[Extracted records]
..........

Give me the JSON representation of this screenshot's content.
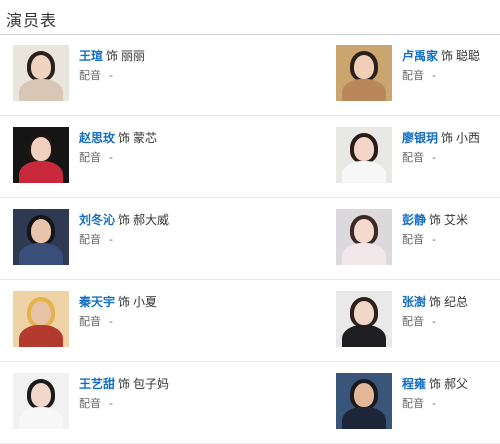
{
  "header": {
    "title": "演员表"
  },
  "labels": {
    "as": "饰",
    "dub": "配音",
    "dub_value": "-"
  },
  "rows": [
    {
      "left": {
        "actor": "王瑄",
        "role": "丽丽",
        "photo": {
          "bg": "#e9e4dc",
          "hair": "#2b211c",
          "face": "#f1d3c2",
          "body": "#d9c7b5"
        }
      },
      "right": {
        "actor": "卢禹家",
        "role": "聪聪",
        "photo": {
          "bg": "#caa56e",
          "hair": "#2b211c",
          "face": "#f0cfb6",
          "body": "#b9875a"
        }
      }
    },
    {
      "left": {
        "actor": "赵思玫",
        "role": "蒙芯",
        "photo": {
          "bg": "#151515",
          "hair": "#1d1414",
          "face": "#f1d0c0",
          "body": "#c8283a"
        }
      },
      "right": {
        "actor": "廖银玥",
        "role": "小西",
        "photo": {
          "bg": "#e8e8e4",
          "hair": "#2a1d18",
          "face": "#f2d5c5",
          "body": "#f7f7f7"
        }
      }
    },
    {
      "left": {
        "actor": "刘冬沁",
        "role": "郝大威",
        "photo": {
          "bg": "#2d3a52",
          "hair": "#151515",
          "face": "#e8c4ab",
          "body": "#3a4e7a"
        }
      },
      "right": {
        "actor": "彭静",
        "role": "艾米",
        "photo": {
          "bg": "#dcd9dd",
          "hair": "#3a2a26",
          "face": "#f5d9cc",
          "body": "#f2e7e9"
        }
      }
    },
    {
      "left": {
        "actor": "秦天宇",
        "role": "小夏",
        "photo": {
          "bg": "#efd2a6",
          "hair": "#e4b44a",
          "face": "#e7c2a6",
          "body": "#b33a2e"
        }
      },
      "right": {
        "actor": "张澍",
        "role": "纪总",
        "photo": {
          "bg": "#e9e9e9",
          "hair": "#2b201c",
          "face": "#f2d6c8",
          "body": "#1f1f22"
        }
      }
    },
    {
      "left": {
        "actor": "王艺甜",
        "role": "包子妈",
        "photo": {
          "bg": "#f1f1f1",
          "hair": "#1b1b1b",
          "face": "#f2d8cc",
          "body": "#f7f7f7"
        }
      },
      "right": {
        "actor": "程雍",
        "role": "郝父",
        "photo": {
          "bg": "#39557a",
          "hair": "#1a1a1a",
          "face": "#e3b89a",
          "body": "#1d2638"
        }
      }
    }
  ]
}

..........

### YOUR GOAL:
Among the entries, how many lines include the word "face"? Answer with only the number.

### SOLUTION FOR THIS TASK:
10